  1. Used my AAA three times the first year, 5 times the second, and ZERO times this third.
  2. Sold a couple paintings!
  3. Visited and Photographed Slab City
  4. Recorded and released Cold Front while staying with Patron Bob in Los Alamos
  5. Had my tour implode when a venue owner of one of two shows bailed at the last minute.
  6. Worked for a controlling financial abuser in New Mexico who still owes me $653
  7. Ran an open mic for the first time at Standing Room Only in Niceville, Florida and loved it.
  8. Played many experimental music shows with Karisha Shaw and QWERTY
  9. Road tripped from Florida to Missouri to see Shane of Doc Otis
  10. Replaced an old part (my starter) before it broke down on me on the road.
  11. Took Photographs periodically along the way
  12. Finally got hooked up with a solar geek to help me get the right stuff to install a secondary electrical system, being newly able to use lights to see at night without giving myself an ulcer about the van starting the next fuckin morning.

“Things I’ve Learned on the Road” – 3 years


I returned to Seattle in May of 2018, nearly precisely 3 years after hitting the road. I was recovering from a monster virus I’d picked up a few weeks prior in Florida sometime during a 6-week bender in Fort Walton Beach, after my solo touring failed dramatically, and I was still bitter about being ripped off.

I stayed for a few weeks with my photographer friend Chris Clark, restless and irritable, before realizing it was time to see my Swedish friends Per and Ingrid again. With help from Helsingborg, I photographed Europe a little, including Berlin.

Berlin, Germany

I’d left the country to elevate my mood, and it did somewhat elevate my mood to be with chosen family. I came back to Seattle heavy hearted and exhausted, re-upped my WA state massage license and spent a year and a half hibernating, writing, producing, painting, planning, studying, and doing my healing work in an office space in downtown Tacoma.

Now COVID19 has come. Post-corona massage therapy is not a part of my plans. Having some pathology education due to my massage career and knowing better, the massage office was liquidated mere months after the “two week” quasi-lockdown was announced in the US, officially shuttering Artful Touch Tacoma and ending my massage career for good.

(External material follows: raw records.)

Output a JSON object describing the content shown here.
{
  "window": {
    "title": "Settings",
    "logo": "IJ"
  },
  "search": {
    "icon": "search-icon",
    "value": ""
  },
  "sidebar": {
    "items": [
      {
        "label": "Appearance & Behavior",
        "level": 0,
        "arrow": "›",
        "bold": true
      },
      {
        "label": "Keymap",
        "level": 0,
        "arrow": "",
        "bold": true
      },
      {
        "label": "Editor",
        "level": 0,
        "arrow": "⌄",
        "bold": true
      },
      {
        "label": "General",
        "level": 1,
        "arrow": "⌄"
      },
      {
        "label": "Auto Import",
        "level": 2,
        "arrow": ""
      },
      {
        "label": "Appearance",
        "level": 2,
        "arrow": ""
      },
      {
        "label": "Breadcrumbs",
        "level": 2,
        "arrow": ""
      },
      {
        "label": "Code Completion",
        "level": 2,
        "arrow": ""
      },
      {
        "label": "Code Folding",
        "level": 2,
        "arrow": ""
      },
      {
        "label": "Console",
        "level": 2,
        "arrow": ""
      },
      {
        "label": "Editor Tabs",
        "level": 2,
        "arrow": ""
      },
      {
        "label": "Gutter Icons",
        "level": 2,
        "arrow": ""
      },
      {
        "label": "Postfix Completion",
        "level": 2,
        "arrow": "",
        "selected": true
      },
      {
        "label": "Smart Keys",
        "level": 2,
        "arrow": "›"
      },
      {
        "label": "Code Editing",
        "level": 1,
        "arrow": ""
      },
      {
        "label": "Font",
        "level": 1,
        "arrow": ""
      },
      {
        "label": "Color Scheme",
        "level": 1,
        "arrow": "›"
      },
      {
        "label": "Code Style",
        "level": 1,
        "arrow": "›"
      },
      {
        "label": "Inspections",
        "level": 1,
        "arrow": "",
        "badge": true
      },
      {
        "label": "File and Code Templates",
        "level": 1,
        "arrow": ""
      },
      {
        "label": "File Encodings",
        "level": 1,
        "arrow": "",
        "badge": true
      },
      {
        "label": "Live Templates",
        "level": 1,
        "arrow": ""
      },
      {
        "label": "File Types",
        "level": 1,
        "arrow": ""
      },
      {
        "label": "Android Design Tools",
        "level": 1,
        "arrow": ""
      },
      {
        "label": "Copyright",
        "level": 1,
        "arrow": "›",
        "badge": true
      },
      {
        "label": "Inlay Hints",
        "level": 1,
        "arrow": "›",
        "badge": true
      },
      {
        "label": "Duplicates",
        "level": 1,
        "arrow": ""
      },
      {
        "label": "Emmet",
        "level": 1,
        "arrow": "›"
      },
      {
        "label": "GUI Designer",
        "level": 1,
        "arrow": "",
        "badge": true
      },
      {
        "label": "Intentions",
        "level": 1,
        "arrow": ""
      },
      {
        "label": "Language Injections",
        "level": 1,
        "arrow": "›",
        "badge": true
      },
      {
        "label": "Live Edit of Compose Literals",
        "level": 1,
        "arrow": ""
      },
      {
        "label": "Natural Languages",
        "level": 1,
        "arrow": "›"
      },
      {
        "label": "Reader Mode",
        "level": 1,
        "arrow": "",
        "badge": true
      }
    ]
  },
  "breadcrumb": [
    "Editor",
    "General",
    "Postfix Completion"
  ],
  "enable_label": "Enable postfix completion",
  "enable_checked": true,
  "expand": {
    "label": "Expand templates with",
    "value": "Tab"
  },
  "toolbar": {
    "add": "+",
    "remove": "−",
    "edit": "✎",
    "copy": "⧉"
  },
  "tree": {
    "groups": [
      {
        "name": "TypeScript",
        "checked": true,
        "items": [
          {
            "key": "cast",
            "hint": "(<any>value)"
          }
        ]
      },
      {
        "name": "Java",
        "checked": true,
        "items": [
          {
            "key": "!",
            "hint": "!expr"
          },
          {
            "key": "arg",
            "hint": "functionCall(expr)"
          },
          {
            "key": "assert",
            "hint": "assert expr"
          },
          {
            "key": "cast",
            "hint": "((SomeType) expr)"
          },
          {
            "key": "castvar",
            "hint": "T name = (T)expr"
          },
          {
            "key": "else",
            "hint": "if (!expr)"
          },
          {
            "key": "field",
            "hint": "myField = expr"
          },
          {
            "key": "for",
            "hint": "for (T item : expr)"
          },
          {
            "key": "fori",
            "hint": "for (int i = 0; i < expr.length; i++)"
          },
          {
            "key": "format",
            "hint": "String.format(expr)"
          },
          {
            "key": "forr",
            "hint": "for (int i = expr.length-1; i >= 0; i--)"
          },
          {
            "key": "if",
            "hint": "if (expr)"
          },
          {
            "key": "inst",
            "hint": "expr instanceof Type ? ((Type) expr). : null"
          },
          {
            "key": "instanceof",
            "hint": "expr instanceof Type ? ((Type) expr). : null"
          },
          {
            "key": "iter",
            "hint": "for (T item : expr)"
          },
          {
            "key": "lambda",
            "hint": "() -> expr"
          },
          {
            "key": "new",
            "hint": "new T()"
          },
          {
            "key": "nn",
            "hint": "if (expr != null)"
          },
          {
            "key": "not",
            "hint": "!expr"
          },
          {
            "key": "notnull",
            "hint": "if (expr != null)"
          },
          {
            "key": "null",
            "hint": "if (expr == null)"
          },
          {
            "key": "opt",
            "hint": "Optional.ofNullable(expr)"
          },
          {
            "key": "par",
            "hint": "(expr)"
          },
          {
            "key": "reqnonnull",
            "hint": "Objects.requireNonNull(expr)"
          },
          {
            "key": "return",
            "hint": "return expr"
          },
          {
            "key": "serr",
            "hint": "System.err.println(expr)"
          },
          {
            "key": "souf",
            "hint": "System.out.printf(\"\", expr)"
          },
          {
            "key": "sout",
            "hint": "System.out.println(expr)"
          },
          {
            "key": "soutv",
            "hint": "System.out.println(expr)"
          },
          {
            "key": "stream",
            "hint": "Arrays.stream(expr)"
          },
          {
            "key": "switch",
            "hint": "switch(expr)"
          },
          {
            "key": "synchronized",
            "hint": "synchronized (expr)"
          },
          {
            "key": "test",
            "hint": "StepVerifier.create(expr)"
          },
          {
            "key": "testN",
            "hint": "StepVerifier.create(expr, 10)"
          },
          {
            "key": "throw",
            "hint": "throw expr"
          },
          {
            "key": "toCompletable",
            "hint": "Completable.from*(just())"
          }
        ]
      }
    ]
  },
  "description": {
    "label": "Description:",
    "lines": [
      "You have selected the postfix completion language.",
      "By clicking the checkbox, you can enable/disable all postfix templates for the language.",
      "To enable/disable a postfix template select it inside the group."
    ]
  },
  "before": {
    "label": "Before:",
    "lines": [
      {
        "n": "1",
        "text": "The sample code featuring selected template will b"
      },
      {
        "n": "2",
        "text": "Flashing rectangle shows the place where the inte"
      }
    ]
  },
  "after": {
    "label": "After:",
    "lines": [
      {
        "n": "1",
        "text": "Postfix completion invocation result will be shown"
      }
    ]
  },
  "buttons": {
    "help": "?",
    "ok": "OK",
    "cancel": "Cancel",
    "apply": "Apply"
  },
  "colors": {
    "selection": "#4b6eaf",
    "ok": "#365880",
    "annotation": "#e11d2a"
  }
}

Thanks so very much to my sustainers, donors, clients, fans, friends, and frenemies, who have all contributed to this strange, everwandering existence. The world shifting as well as age have both slowed me down significantly since entering my 40’s, and I feel I experienced and commentated upon this kind of lifestyle just in the nick of time.